Vicki Searcy, an accreditation consultant with BDO Seidman in Costa Mesa, Calif., said: "Part of how you get ready for a survey is how you package yourself. When you go through a system survey, you have a better chance to showcase yourself. You develop a relationship with the surveyors.
"Obviously," she added, "there has to be some reason why the Columbia hospitals are getting more accreditations with commendation than the rest of us. Either they are running better hospitals or they have a favorable relationship with the Joint Commission."
Columbia/HCA Healthcare Corp. also participates in the JCAHO's system surveys. In fall 1996 Columbia boasted that 128 of its 342 hospitals had earned accreditation with commendation. That aroused suspicion throughout the industry, especially at the SEIU, which tried to verify all 128 but couldn't.
It looked funny even to the people at Tenet. "We were scratching our heads trying to figure that out," said Lance Ignon, a Tenet spokesman. For its part, Tenet doesn't think the system surveys yield a higher rate of accreditations with commendation. As of January five of its 124 hospitals had commendation.
For-profits aren't the only companies availing themselves of the system survey. Cynthia Hartman, Kaiser Permanente's practice leader for accreditation, regulation and licensing in Northern California, said Kaiser's system surveys "had a much better, consistent interpretation of the standards."
The real benefit, she said, is "to have this corporate orientation, which acquaints the team with the system. It enables the surveyors to move more quickly."
Given her druthers, Hartman said she would prefer to go back to the same-team surveys. The modified system survey will require redundant orientation and explanation, she said.
Apart from Joint Commission survey methods, systems might have certain built-in advantages in meeting accreditation standards.
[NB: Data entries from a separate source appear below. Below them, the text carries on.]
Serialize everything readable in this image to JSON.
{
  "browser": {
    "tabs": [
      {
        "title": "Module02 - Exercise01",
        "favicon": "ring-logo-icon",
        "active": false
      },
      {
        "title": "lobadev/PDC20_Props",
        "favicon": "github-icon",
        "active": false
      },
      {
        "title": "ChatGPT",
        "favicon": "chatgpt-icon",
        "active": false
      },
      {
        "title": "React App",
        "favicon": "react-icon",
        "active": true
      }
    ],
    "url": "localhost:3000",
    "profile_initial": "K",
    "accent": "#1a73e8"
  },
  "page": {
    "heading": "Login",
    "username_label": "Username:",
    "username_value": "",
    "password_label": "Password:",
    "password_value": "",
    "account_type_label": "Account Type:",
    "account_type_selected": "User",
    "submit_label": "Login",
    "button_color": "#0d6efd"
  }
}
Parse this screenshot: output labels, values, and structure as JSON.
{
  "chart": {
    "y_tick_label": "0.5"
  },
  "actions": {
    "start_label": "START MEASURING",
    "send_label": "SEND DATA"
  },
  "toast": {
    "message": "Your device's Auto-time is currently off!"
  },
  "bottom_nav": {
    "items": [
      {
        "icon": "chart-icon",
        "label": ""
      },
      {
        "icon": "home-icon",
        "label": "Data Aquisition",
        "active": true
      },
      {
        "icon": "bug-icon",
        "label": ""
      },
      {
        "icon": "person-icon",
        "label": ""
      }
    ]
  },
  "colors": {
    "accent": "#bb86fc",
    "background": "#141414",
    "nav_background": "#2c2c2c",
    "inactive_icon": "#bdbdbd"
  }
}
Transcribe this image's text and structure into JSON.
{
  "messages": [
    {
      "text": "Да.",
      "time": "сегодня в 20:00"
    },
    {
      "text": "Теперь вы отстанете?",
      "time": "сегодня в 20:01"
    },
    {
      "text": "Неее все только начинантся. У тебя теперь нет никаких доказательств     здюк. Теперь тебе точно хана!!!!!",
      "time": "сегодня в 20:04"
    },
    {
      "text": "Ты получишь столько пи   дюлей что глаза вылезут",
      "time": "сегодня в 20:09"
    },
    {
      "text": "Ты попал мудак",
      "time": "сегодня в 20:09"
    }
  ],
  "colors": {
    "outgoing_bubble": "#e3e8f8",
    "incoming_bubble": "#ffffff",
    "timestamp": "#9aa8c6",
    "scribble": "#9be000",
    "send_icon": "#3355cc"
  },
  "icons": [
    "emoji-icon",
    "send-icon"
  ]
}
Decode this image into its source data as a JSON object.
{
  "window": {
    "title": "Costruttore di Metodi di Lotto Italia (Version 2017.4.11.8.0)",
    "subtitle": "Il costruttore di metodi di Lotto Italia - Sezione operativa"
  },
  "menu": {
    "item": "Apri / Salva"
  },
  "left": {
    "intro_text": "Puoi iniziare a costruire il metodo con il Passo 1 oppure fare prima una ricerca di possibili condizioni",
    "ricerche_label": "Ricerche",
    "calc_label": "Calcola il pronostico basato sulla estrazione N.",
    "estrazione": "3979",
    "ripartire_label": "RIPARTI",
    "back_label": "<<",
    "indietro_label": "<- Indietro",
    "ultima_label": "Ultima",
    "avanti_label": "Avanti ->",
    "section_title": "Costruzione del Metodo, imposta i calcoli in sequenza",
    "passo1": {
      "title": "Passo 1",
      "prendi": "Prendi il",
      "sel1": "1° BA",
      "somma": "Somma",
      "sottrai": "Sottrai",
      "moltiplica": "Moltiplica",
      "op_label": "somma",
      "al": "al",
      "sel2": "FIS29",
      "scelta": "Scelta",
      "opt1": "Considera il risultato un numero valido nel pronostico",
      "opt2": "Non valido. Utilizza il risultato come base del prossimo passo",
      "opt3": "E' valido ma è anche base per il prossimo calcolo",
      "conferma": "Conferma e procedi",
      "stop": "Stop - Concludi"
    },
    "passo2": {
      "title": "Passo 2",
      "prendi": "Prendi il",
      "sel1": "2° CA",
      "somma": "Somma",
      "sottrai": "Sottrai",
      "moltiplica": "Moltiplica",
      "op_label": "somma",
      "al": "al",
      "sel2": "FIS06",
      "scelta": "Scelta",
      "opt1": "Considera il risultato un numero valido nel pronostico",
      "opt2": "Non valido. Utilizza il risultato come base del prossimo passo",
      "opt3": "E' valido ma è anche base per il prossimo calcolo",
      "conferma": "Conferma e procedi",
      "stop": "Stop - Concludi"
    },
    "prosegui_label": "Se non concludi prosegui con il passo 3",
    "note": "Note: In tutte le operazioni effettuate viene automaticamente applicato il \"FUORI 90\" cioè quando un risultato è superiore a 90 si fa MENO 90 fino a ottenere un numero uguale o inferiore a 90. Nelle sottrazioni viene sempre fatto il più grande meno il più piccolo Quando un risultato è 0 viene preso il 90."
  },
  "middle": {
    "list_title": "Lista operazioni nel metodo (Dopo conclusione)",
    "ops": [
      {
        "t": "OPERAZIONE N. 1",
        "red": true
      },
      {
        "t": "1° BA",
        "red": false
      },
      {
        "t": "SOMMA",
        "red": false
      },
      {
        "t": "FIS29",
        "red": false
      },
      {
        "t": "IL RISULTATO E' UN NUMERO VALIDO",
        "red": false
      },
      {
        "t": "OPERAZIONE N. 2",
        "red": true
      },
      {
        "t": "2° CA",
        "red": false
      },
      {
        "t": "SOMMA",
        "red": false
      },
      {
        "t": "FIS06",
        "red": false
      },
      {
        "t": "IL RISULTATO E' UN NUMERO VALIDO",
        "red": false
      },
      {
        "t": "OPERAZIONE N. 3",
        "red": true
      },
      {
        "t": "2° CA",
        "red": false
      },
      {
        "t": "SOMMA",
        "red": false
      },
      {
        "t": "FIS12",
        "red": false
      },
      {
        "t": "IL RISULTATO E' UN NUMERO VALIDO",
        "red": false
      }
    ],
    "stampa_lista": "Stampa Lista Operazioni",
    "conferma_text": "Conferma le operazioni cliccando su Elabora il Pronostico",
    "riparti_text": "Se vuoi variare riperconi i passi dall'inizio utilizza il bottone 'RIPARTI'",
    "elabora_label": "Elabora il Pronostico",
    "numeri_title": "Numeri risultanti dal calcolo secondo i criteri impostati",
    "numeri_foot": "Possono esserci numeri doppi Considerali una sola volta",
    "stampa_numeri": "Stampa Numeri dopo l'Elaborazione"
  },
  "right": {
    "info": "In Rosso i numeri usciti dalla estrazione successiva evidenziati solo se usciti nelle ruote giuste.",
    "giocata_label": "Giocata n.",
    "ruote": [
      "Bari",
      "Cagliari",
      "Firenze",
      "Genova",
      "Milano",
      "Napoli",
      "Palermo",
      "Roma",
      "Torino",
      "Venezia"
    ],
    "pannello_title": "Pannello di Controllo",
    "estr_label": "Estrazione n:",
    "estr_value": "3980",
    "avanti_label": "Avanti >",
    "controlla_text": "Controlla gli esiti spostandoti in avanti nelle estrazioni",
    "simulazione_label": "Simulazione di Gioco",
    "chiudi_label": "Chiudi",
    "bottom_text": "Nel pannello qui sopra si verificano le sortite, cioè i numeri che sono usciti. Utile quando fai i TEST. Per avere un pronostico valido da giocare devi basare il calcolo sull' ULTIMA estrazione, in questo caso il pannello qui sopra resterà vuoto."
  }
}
Tenet, for example, held a mass meeting of 550 quality managers and executives in January to update them on changing Joint Commission requirements for 1998.
The SEIU did a lot of research into the JCAHO and its policies during organizing campaigns at 643-bed Columbia Sunrise Hospital and Medical Center in Las Vegas and other sites. The SEIU thinks the JCAHO is in bed with the hospital industry, and accreditation should be carried out by a government agency, which would be more accountable to the public than the JCAHO is.
The compromise of keeping a team leader for system surveys but changing subordinate surveyors is "a nonreform reform," said SEIU researcher Steve Askin. "(The hospitals) lead the guy in charge around by the nose."
Scully, ironically, might be coming around to the SEIU's viewpoint on the Joint Commission. "On some of their recent issues, they've got a lot of justifiably enraged hospitals," he said. "I've been a big advocate of more deeming authority for JCAHO, but I'm beginning to think HCFA may be a better option most of the time."